Your objective: Your answer must be every line below, repeated exactly.

[Opening Source data section]

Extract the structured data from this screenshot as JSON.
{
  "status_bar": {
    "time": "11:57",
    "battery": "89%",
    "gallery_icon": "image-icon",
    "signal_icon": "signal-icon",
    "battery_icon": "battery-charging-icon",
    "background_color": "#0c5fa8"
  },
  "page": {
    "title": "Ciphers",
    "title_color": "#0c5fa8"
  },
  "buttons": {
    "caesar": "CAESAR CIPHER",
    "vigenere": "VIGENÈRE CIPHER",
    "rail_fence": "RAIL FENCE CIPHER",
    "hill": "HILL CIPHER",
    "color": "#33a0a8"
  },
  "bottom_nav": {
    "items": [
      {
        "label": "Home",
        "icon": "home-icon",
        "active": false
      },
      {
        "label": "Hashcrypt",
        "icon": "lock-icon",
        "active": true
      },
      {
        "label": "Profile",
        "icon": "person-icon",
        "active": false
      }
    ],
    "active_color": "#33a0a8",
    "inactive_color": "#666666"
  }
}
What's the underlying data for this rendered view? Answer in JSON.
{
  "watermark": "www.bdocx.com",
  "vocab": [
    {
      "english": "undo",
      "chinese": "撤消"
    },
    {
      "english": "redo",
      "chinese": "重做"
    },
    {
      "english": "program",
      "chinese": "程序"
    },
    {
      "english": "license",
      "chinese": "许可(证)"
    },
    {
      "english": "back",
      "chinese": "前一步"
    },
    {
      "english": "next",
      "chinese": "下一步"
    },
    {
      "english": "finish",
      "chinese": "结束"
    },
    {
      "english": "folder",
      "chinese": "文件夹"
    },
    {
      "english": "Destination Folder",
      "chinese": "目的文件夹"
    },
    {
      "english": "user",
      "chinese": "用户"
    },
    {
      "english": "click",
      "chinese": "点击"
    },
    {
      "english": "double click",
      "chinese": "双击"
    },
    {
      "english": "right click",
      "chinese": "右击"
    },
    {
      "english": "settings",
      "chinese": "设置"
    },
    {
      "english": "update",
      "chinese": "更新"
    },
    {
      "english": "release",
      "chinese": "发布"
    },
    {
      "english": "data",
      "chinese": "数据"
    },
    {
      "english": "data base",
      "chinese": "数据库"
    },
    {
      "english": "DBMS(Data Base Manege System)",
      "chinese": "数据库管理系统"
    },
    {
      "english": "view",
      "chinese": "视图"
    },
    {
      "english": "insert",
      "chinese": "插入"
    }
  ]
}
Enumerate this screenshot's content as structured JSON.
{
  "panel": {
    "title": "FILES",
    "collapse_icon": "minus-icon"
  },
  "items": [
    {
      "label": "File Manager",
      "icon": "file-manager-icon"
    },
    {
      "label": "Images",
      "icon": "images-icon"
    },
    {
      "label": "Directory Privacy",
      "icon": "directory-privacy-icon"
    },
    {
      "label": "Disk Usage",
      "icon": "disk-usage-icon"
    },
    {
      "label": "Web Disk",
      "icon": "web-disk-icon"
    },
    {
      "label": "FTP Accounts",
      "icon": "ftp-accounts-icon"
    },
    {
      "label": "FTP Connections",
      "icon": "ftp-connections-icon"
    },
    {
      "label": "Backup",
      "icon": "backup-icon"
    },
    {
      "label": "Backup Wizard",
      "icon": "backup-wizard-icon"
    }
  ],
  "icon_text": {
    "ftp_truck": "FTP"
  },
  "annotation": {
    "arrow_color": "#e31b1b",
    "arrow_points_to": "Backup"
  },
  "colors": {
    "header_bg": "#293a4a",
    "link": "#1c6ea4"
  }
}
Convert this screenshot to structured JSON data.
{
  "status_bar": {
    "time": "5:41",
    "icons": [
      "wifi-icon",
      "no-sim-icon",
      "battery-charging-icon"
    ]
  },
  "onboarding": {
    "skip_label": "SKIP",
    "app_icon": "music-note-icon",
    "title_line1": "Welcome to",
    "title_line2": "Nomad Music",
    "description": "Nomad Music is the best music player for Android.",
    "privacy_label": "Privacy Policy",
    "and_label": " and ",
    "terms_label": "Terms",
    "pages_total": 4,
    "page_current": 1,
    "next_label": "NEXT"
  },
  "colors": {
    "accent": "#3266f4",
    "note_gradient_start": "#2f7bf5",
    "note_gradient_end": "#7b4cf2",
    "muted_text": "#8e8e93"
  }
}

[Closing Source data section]

Reply:
Extract the structured data from this screenshot as JSON.
{
  "status_bar": {
    "time": "11:57",
    "battery": "89%",
    "gallery_icon": "image-icon",
    "signal_icon": "signal-icon",
    "battery_icon": "battery-charging-icon",
    "background_color": "#0c5fa8"
  },
  "page": {
    "title": "Ciphers",
    "title_color": "#0c5fa8"
  },
  "buttons": {
    "caesar": "CAESAR CIPHER",
    "vigenere": "VIGENÈRE CIPHER",
    "rail_fence": "RAIL FENCE CIPHER",
    "hill": "HILL CIPHER",
    "color": "#33a0a8"
  },
  "bottom_nav": {
    "items": [
      {
        "label": "Home",
        "icon": "home-icon",
        "active": false
      },
      {
        "label": "Hashcrypt",
        "icon": "lock-icon",
        "active": true
      },
      {
        "label": "Profile",
        "icon": "person-icon",
        "active": false
      }
    ],
    "active_color": "#33a0a8",
    "inactive_color": "#666666"
  }
}
What's the underlying data for this rendered view? Answer in JSON.
{
  "watermark": "www.bdocx.com",
  "vocab": [
    {
      "english": "undo",
      "chinese": "撤消"
    },
    {
      "english": "redo",
      "chinese": "重做"
    },
    {
      "english": "program",
      "chinese": "程序"
    },
    {
      "english": "license",
      "chinese": "许可(证)"
    },
    {
      "english": "back",
      "chinese": "前一步"
    },
    {
      "english": "next",
      "chinese": "下一步"
    },
    {
      "english": "finish",
      "chinese": "结束"
    },
    {
      "english": "folder",
      "chinese": "文件夹"
    },
    {
      "english": "Destination Folder",
      "chinese": "目的文件夹"
    },
    {
      "english": "user",
      "chinese": "用户"
    },
    {
      "english": "click",
      "chinese": "点击"
    },
    {
      "english": "double click",
      "chinese": "双击"
    },
    {
      "english": "right click",
      "chinese": "右击"
    },
    {
      "english": "settings",
      "chinese": "设置"
    },
    {
      "english": "update",
      "chinese": "更新"
    },
    {
      "english": "release",
      "chinese": "发布"
    },
    {
      "english": "data",
      "chinese": "数据"
    },
    {
      "english": "data base",
      "chinese": "数据库"
    },
    {
      "english": "DBMS(Data Base Manege System)",
      "chinese": "数据库管理系统"
    },
    {
      "english": "view",
      "chinese": "视图"
    },
    {
      "english": "insert",
      "chinese": "插入"
    }
  ]
}
Enumerate this screenshot's content as structured JSON.
{
  "panel": {
    "title": "FILES",
    "collapse_icon": "minus-icon"
  },
  "items": [
    {
      "label": "File Manager",
      "icon": "file-manager-icon"
    },
    {
      "label": "Images",
      "icon": "images-icon"
    },
    {
      "label": "Directory Privacy",
      "icon": "directory-privacy-icon"
    },
    {
      "label": "Disk Usage",
      "icon": "disk-usage-icon"
    },
    {
      "label": "Web Disk",
      "icon": "web-disk-icon"
    },
    {
      "label": "FTP Accounts",
      "icon": "ftp-accounts-icon"
    },
    {
      "label": "FTP Connections",
      "icon": "ftp-connections-icon"
    },
    {
      "label": "Backup",
      "icon": "backup-icon"
    },
    {
      "label": "Backup Wizard",
      "icon": "backup-wizard-icon"
    }
  ],
  "icon_text": {
    "ftp_truck": "FTP"
  },
  "annotation": {
    "arrow_color": "#e31b1b",
    "arrow_points_to": "Backup"
  },
  "colors": {
    "header_bg": "#293a4a",
    "link": "#1c6ea4"
  }
}
Convert this screenshot to structured JSON data.
{
  "status_bar": {
    "time": "5:41",
    "icons": [
      "wifi-icon",
      "no-sim-icon",
      "battery-charging-icon"
    ]
  },
  "onboarding": {
    "skip_label": "SKIP",
    "app_icon": "music-note-icon",
    "title_line1": "Welcome to",
    "title_line2": "Nomad Music",
    "description": "Nomad Music is the best music player for Android.",
    "privacy_label": "Privacy Policy",
    "and_label": " and ",
    "terms_label": "Terms",
    "pages_total": 4,
    "page_current": 1,
    "next_label": "NEXT"
  },
  "colors": {
    "accent": "#3266f4",
    "note_gradient_start": "#2f7bf5",
    "note_gradient_end": "#7b4cf2",
    "muted_text": "#8e8e93"
  }
}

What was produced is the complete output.